The answer to the second part is simpler: sometimes the quotations are chosen prior to the completion of the poem, and sometimes much later.
I would like to say three things regarding the use of epigraphs in my poetry. Firstly, I hope to inspire, someday, some vision of pedagogic value in my writing. This is so because the epigraphs are primarily portraits or frames which bind the poems underneath them. Every poem is written like a picture composition, a very common nineteenth century practice, as well as a now-depleting pedagogical resource. I like deploying a sort of roman à clef wherein I try to both conceal and reveal—in short encode the principle of reality—in the epigraphs I choose. I have always enjoyed and heard of people doing the same while reading literature that makes the use of a key. The trick is to alienate the persona enough so as to not allow even the most familiar reader to locate identities of people or spaces from within the context of the poem. Else, the writing is reduced to a meretricious cipher. The epigraph however will always lead back to something very intimate which can unfold—for the psychoanalyst for instance—the entire sequence and plot of events on which the given poem is based.

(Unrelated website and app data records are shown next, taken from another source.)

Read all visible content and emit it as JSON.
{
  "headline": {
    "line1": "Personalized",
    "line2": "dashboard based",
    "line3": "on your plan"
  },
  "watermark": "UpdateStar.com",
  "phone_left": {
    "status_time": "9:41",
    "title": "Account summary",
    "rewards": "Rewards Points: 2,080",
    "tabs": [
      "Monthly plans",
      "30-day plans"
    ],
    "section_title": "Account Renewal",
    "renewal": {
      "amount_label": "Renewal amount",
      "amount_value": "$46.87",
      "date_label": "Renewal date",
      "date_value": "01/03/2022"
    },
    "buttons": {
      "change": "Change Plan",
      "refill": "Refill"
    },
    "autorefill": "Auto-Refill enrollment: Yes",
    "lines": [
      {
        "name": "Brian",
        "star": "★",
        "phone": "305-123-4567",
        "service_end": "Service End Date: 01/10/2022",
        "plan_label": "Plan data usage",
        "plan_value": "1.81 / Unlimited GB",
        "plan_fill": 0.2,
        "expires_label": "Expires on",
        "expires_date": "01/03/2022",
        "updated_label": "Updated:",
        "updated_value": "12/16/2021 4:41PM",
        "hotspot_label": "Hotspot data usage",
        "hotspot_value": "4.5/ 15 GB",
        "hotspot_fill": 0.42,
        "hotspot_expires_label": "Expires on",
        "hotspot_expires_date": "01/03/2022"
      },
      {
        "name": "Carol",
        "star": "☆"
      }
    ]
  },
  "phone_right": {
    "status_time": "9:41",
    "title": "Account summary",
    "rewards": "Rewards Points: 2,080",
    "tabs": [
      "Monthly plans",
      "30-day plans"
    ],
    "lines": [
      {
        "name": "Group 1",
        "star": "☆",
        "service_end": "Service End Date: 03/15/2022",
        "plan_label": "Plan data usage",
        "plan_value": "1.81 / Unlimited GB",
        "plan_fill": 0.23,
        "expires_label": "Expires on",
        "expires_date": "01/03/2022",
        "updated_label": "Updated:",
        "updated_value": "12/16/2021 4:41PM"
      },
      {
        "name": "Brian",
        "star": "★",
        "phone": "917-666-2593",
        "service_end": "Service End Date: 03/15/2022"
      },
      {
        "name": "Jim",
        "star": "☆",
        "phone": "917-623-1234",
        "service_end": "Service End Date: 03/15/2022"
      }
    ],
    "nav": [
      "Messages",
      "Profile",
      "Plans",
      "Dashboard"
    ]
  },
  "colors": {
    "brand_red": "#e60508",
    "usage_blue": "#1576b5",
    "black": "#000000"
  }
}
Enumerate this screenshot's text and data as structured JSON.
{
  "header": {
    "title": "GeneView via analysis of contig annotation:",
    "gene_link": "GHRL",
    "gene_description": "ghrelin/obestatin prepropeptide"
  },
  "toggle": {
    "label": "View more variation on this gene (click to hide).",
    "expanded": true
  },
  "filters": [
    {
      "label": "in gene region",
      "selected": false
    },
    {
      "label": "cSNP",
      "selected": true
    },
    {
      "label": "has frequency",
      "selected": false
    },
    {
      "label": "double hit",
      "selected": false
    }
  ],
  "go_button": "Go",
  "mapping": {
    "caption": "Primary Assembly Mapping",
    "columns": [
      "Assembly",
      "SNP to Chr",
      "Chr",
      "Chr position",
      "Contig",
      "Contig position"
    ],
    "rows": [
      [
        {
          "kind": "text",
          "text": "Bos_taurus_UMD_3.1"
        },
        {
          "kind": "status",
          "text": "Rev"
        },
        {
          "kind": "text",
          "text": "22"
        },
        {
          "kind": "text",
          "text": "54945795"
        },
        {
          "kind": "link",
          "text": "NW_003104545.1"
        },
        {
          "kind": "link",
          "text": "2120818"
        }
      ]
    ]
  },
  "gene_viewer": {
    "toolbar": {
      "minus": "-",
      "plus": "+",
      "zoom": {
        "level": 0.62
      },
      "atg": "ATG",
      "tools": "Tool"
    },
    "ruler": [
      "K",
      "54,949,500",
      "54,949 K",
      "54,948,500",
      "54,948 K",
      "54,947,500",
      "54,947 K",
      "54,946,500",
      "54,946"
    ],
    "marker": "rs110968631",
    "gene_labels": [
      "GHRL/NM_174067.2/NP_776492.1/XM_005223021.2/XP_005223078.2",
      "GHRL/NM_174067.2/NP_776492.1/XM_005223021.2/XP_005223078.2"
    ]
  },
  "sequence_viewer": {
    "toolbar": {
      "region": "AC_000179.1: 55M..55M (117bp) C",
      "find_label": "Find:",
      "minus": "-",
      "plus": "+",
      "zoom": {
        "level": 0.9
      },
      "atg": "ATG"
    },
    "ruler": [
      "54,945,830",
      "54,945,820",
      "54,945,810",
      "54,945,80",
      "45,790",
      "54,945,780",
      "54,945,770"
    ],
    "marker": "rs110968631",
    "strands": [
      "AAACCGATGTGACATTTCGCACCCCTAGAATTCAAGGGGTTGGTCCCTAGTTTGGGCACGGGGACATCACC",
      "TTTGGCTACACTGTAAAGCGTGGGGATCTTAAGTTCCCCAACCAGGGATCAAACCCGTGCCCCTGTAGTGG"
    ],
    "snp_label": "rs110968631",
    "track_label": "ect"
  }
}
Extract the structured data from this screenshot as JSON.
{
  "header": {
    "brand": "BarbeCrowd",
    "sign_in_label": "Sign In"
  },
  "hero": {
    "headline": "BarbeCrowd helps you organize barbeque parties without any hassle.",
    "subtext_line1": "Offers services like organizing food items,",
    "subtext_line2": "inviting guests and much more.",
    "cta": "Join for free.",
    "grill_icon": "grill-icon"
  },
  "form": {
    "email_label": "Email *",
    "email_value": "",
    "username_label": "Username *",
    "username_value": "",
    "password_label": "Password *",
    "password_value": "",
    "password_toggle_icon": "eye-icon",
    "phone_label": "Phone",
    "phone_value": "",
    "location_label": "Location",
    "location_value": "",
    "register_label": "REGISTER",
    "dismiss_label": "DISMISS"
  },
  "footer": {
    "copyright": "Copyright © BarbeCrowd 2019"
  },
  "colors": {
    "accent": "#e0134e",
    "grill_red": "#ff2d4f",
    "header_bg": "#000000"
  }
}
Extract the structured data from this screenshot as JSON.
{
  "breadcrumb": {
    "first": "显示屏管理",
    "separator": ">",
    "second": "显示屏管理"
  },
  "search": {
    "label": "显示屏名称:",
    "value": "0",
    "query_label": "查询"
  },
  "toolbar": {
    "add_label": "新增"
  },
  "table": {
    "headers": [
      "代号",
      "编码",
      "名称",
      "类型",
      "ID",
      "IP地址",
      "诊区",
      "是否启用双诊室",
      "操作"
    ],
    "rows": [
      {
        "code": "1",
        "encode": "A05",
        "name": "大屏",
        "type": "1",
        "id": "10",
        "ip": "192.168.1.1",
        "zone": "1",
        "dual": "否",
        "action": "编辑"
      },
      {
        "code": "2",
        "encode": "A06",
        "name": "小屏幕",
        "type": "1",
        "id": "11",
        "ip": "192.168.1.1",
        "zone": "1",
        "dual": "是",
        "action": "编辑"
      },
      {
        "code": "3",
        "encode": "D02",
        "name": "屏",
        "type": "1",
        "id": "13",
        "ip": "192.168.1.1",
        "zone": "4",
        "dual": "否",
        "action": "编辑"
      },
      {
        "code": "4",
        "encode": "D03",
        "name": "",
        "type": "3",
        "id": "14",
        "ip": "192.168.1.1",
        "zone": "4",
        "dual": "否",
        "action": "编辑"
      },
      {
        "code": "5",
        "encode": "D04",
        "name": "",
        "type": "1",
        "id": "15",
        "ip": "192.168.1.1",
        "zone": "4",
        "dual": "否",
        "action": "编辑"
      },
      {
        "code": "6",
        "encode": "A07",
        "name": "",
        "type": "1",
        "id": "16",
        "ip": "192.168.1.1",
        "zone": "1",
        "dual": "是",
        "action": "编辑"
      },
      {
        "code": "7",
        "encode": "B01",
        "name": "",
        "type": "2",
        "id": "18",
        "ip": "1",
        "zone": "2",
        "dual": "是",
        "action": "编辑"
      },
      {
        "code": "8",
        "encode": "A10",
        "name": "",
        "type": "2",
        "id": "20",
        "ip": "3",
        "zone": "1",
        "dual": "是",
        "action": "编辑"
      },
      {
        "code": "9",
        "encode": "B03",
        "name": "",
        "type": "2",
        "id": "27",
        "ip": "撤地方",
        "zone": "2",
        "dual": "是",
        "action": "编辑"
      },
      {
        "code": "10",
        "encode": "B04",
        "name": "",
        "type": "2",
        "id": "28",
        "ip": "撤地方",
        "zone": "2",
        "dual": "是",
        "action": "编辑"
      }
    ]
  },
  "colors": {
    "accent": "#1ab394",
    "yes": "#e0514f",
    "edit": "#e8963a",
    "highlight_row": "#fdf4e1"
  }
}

The most singular reason I can cite for these epigraphs is one that comes from my academic sensibility. As an academic I am very attracted to the use of epigraphs in esoteric essays which practically no one reads. Somehow it adds a lot of aesthetic value to the appearance of the text of the essay. On a more serious note, the academic essay has the provision of footnotes, endnotes, in-text citations and so on. The poet has none of those privileges. Rather, the poet is deemed to be free. Even if he wants to refer to another writer he is condemned to not be able to cite. The epigraphs are part of my own technique of poetic citation.
Often I discover such irrevocably magnificent lines—sound-images, prepositions, adjectival nouns—in poetry which I cannot help but reproduce almost in entirety. In my poem ‘Al-Hijr’ I wrote the following lines:
Where do I go with such visions of the rails
which the philandering rail hardly comprehends—
soiled, dismembered, remembered compartments
The sounds and the nostalgic dilettantism of the love-object were directly drawn from Eliot’s “You had such a vision of the street/As the street hardly understands,” in ‘Preludes’. The very first stanza of ‘Al-Hijr’ bore the line “La lune ne garde aucune rancune—,” which was also meant to draw attention to Eliot. As regards the epigraph of the same poem, which is from Philip Larkin’s ‘An Arundel Tomb’ the lines “On a rain-littered platform they arrive/endlessly altered from a long ziyaarat/ from a desert mazaar or Arundel tomb” are once again very directly meant to resonate with Larkin’s “Light/ Each summer thronged the glass. A bright/ Litter of birdcalls strewed the same/ Bone-riddled ground. And up the paths/ The endless altered people came, Washing at their identity.” Such lines create such indelible impressions on my mind that their strong visual impact commands from me a poetic citation. Eliot’s “I am moved by fancies that are curled/ Around these images, and cling:/ The notion of some infinitely gentle/ Infinitely suffering thing” also had a similar effect and I used it as an epigraph to my poem ‘Karvat.’